START THE INPUT
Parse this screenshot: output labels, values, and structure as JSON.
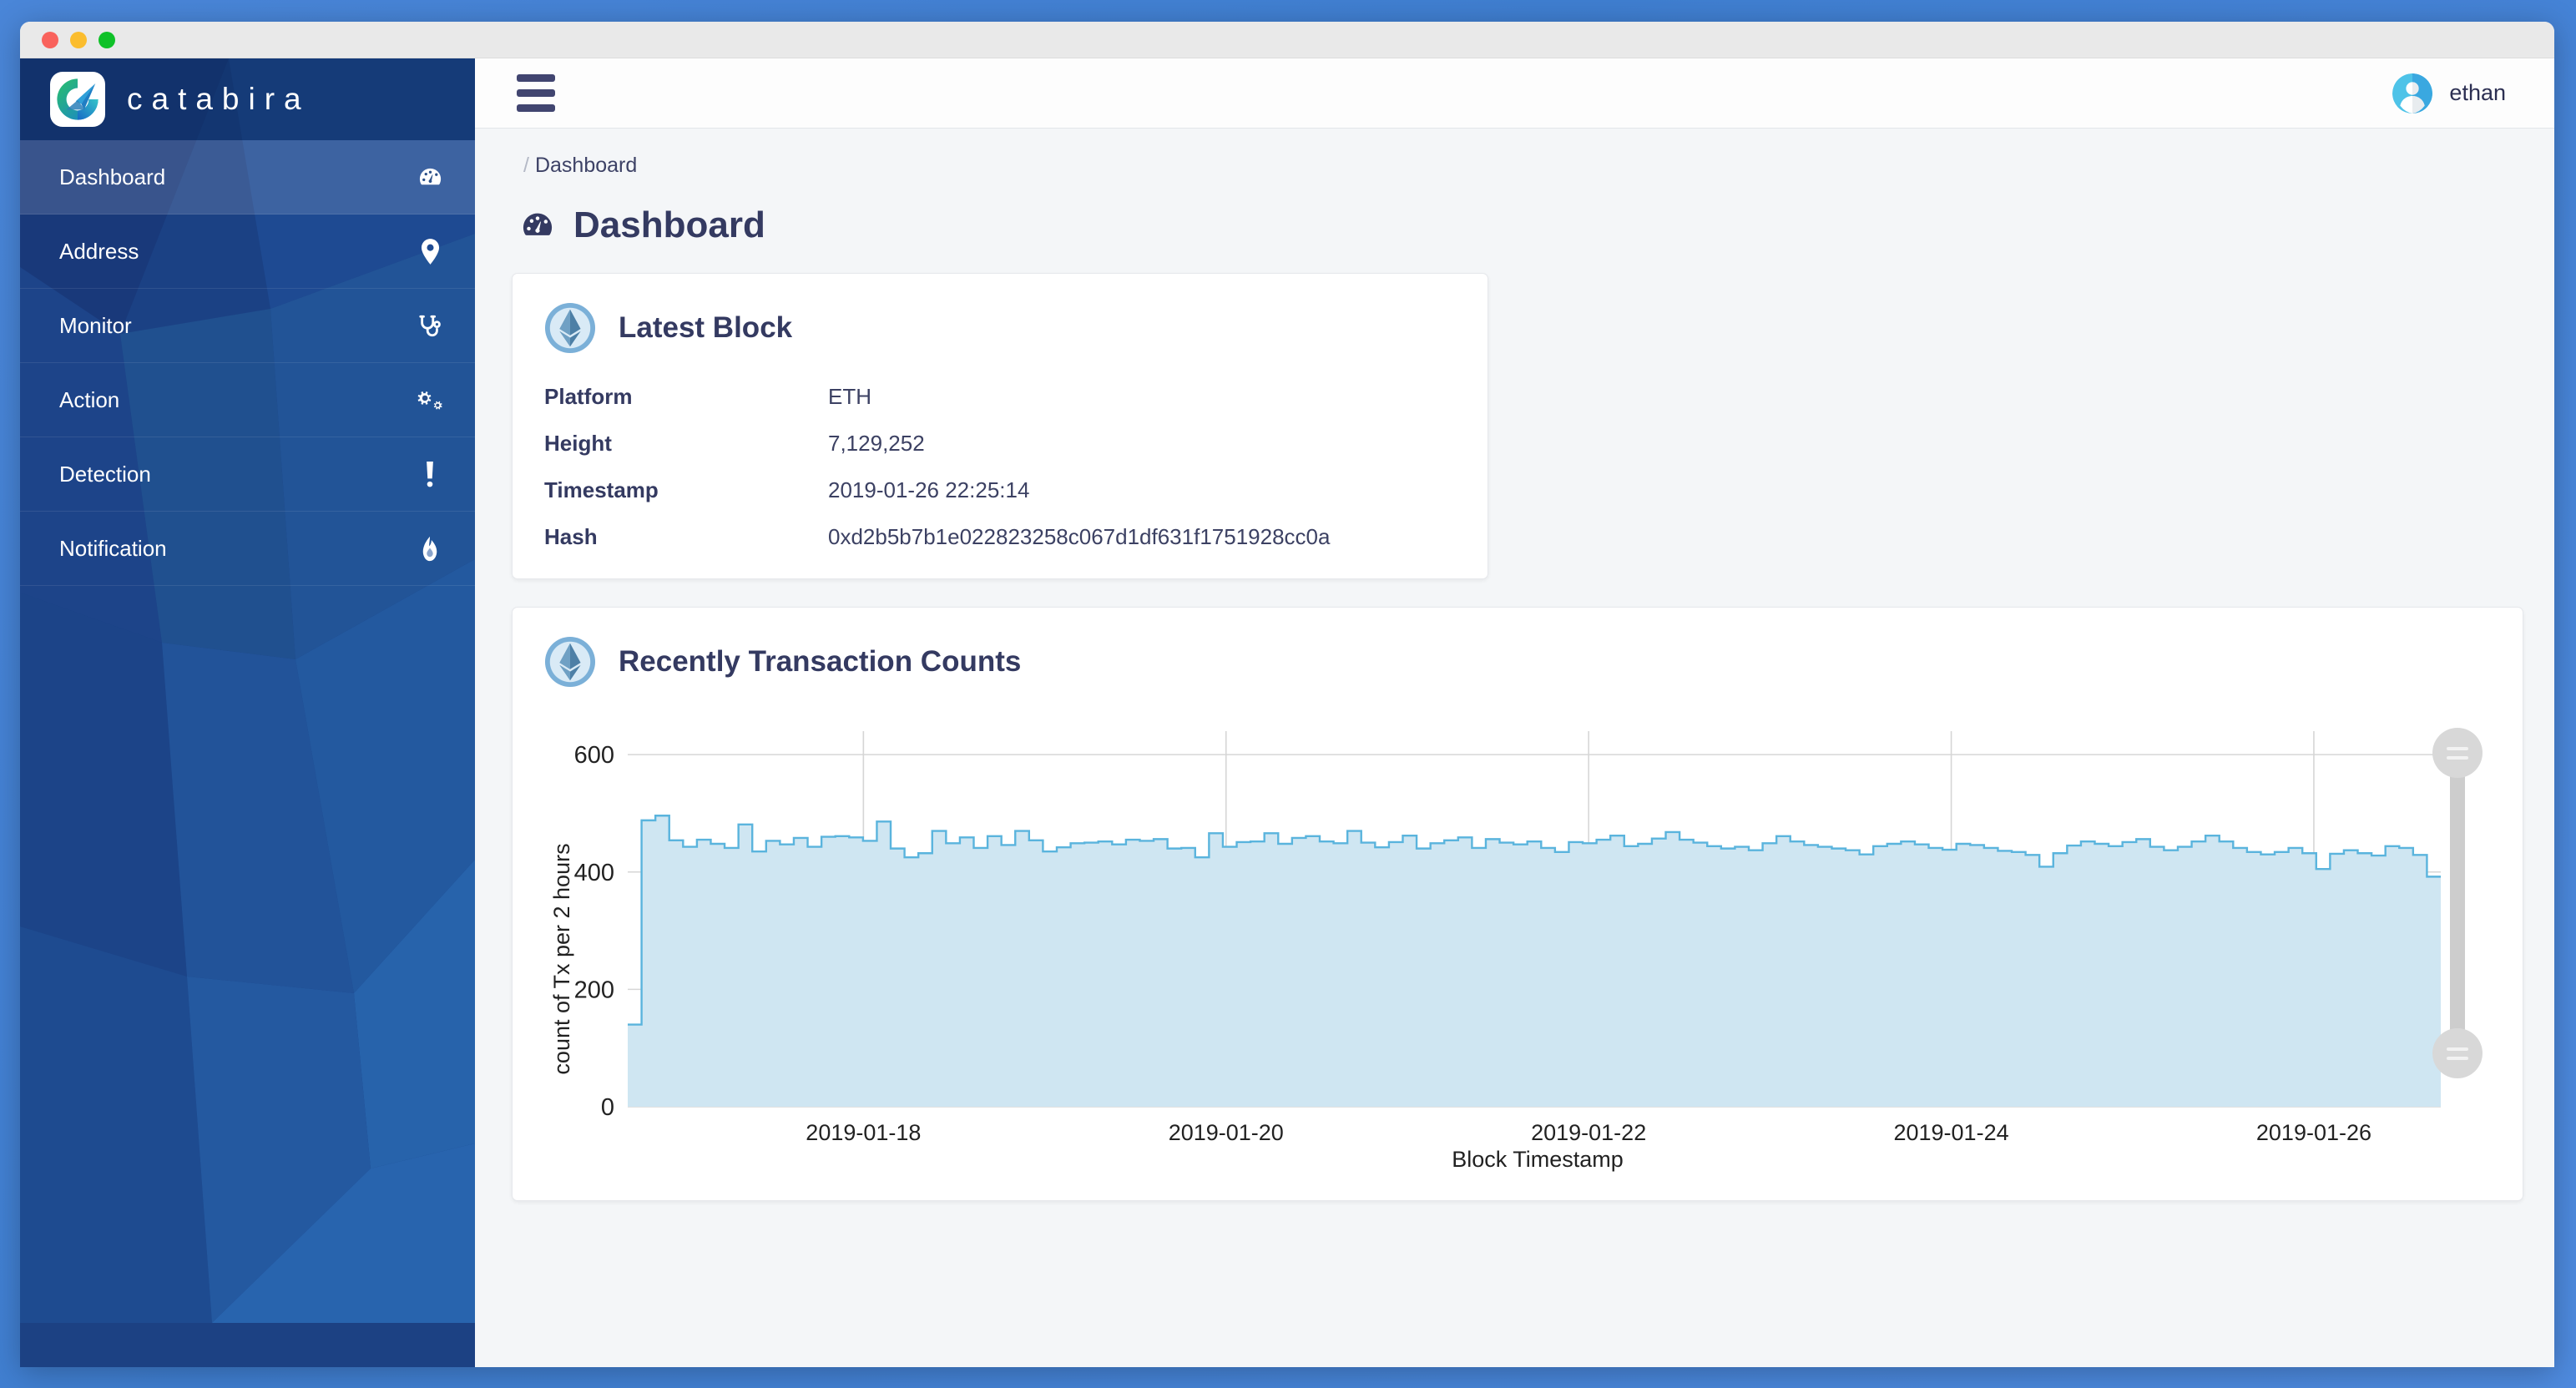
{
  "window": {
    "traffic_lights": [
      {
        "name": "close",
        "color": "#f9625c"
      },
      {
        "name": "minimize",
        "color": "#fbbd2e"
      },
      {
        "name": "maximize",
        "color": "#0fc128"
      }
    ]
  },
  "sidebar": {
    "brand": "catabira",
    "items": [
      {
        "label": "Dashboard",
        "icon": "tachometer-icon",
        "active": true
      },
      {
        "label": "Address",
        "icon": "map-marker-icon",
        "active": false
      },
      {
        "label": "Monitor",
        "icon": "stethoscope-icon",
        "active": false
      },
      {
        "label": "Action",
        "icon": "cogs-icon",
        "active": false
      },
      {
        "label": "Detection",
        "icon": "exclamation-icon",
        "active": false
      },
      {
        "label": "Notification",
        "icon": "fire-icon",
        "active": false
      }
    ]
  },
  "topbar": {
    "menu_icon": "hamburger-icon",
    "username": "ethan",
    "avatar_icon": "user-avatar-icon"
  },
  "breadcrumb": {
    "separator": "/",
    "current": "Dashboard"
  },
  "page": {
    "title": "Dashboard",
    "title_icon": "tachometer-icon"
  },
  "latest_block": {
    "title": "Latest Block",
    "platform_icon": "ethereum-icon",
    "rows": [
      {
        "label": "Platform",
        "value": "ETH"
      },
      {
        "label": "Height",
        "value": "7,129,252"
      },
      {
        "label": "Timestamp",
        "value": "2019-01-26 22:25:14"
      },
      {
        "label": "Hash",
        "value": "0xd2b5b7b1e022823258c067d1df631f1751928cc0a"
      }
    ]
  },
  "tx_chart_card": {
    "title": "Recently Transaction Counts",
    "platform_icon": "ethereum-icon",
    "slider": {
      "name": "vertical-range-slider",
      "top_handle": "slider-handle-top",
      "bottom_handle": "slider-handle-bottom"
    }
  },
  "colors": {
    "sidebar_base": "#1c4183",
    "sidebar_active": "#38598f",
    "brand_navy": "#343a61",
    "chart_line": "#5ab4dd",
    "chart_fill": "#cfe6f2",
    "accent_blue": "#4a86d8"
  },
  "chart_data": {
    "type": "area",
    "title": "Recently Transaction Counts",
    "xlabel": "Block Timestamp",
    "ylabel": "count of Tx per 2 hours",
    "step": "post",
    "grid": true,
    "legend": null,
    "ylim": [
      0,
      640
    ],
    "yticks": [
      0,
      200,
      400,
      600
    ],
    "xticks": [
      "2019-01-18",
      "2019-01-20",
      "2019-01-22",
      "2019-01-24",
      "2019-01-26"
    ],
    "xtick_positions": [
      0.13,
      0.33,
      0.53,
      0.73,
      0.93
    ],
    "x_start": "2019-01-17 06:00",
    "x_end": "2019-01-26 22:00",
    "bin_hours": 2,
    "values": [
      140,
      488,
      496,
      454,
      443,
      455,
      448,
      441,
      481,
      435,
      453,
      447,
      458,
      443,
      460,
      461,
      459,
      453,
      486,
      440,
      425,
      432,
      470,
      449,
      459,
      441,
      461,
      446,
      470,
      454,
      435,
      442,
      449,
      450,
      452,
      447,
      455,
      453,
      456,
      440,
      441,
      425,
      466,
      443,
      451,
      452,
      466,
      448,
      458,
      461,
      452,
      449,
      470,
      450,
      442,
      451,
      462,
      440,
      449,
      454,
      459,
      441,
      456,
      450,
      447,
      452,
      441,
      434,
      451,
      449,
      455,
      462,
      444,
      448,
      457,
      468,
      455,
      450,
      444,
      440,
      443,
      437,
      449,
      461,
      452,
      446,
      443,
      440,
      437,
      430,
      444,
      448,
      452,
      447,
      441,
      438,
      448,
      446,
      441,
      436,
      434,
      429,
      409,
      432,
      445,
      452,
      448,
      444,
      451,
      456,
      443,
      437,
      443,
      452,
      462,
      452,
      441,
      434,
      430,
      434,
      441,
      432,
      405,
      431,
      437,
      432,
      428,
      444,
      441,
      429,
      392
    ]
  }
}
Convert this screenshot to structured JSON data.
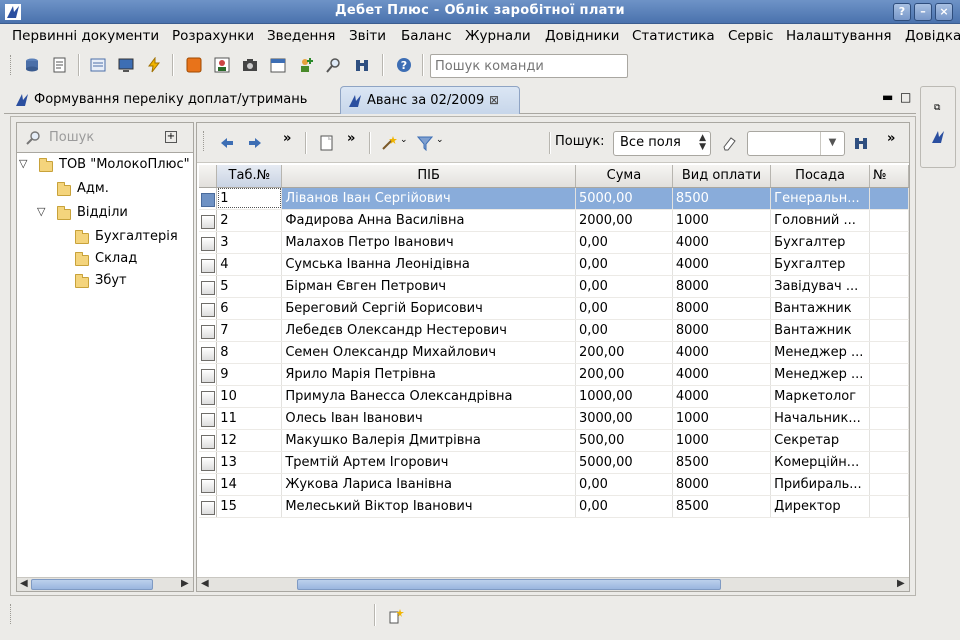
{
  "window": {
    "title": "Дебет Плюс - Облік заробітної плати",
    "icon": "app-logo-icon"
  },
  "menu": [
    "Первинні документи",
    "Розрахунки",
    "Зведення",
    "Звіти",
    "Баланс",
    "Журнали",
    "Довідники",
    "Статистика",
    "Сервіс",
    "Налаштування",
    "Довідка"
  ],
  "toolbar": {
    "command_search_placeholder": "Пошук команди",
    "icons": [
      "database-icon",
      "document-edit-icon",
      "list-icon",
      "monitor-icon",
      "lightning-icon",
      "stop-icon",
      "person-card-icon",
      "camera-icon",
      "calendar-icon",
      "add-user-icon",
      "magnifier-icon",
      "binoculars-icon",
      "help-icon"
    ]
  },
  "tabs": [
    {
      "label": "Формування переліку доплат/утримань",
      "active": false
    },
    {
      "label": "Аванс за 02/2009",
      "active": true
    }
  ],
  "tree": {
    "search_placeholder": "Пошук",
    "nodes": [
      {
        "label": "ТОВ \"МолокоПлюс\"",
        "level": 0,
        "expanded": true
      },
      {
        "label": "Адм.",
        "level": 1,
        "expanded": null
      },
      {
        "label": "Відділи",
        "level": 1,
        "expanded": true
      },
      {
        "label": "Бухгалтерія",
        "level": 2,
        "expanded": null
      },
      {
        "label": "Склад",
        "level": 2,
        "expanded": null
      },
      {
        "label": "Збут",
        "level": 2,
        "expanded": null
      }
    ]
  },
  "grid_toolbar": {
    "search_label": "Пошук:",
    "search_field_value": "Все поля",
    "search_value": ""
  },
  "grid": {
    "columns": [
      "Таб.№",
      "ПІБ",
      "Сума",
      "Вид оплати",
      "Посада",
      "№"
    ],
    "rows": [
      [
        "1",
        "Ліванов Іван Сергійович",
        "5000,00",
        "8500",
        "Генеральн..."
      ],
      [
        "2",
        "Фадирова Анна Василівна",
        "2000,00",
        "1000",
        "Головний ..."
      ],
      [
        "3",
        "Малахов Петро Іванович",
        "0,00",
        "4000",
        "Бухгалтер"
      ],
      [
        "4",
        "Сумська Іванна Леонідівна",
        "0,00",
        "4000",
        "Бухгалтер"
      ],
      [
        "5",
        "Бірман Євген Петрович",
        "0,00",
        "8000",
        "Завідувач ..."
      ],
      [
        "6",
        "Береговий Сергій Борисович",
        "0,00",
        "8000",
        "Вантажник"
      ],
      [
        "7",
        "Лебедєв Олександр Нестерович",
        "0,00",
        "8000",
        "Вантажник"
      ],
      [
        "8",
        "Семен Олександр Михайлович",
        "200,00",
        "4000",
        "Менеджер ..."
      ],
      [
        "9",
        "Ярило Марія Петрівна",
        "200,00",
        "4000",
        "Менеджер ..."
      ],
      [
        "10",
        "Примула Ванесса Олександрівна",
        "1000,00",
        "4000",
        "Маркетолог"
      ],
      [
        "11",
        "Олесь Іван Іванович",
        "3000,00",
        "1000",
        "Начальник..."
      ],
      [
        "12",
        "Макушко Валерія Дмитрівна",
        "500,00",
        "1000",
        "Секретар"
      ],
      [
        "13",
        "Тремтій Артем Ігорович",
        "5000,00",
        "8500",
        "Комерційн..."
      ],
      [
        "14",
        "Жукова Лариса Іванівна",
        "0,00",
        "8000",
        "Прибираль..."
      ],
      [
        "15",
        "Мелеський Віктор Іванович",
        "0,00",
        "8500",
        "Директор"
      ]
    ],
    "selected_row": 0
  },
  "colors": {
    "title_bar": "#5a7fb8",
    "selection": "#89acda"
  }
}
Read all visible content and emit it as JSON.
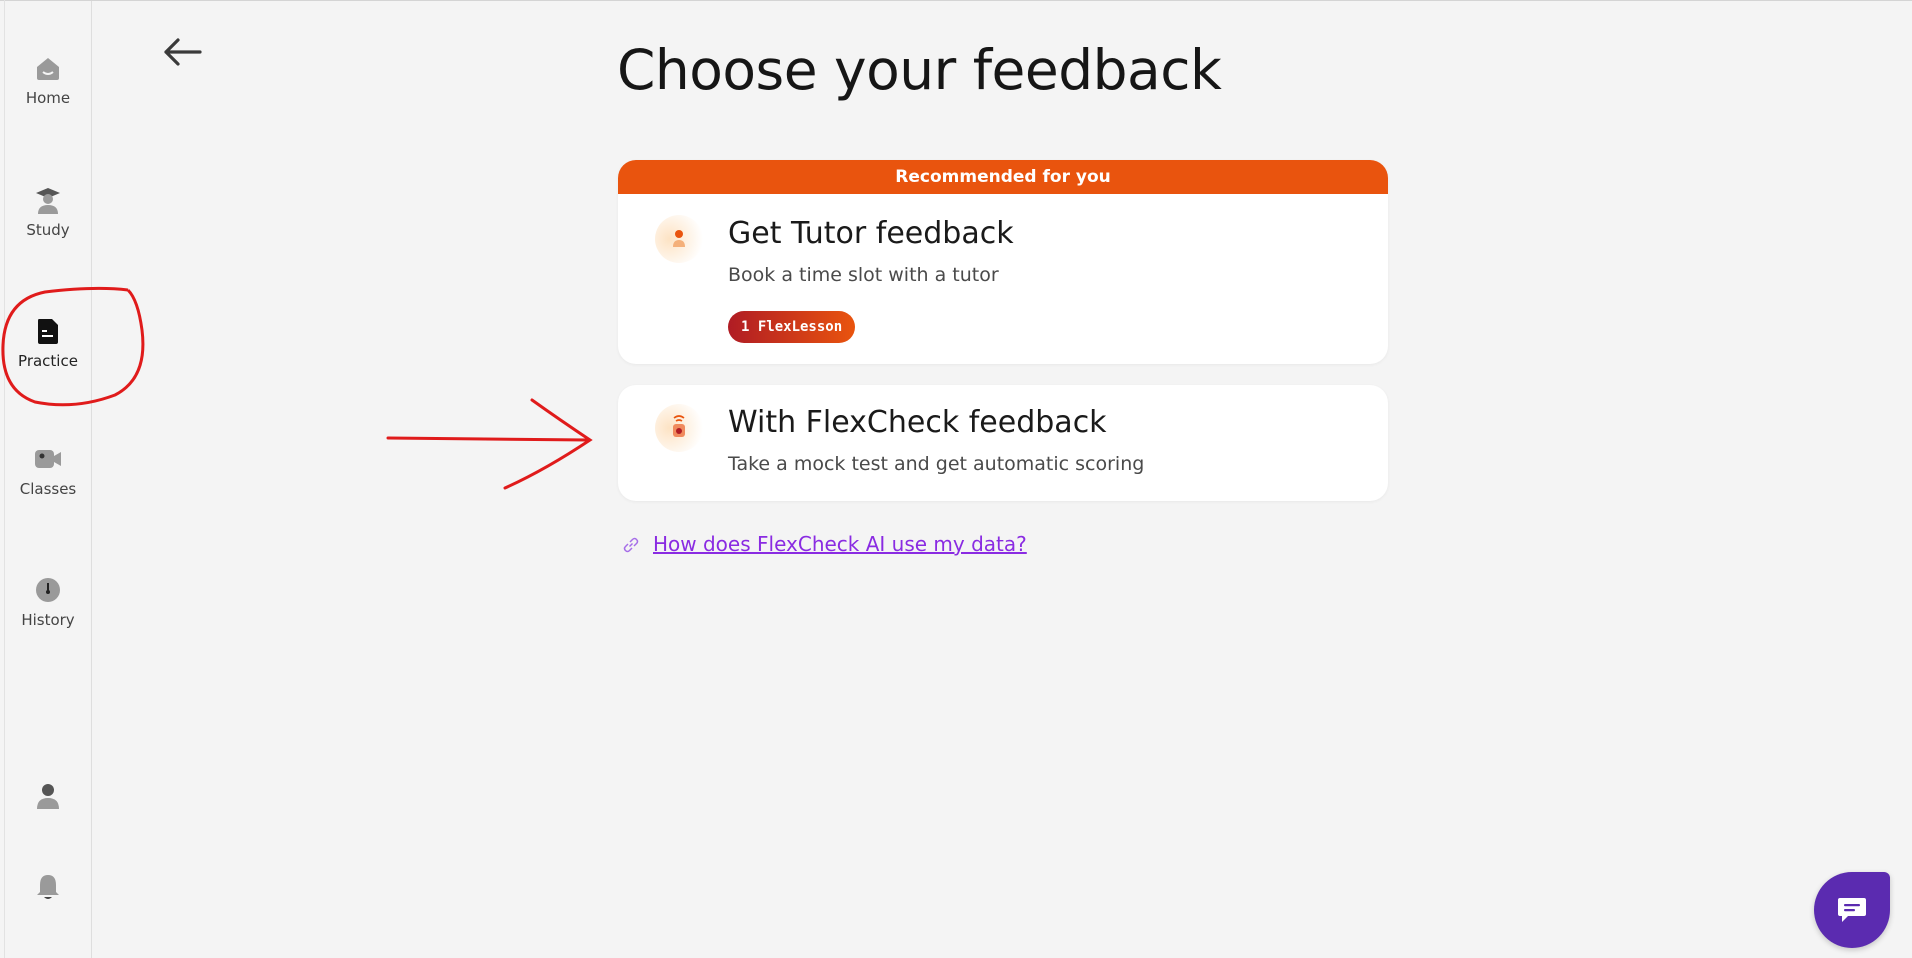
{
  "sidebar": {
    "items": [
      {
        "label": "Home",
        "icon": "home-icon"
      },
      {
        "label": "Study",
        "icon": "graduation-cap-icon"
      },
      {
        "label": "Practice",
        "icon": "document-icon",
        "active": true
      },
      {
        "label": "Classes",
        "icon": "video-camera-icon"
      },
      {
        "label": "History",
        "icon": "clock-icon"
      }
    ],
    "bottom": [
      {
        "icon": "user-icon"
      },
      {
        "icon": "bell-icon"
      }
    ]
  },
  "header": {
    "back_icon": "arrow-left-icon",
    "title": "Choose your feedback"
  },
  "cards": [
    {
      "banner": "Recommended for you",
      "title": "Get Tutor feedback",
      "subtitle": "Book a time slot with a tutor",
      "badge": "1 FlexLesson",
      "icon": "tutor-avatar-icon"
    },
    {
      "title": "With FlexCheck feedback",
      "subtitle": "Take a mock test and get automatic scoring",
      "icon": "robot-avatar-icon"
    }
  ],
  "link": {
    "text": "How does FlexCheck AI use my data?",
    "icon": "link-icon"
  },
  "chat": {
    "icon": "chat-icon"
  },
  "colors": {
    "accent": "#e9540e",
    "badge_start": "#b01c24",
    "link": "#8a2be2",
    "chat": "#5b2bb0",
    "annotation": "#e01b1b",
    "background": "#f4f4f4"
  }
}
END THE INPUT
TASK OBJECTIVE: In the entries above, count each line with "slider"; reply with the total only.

FINAL ANSWER: 4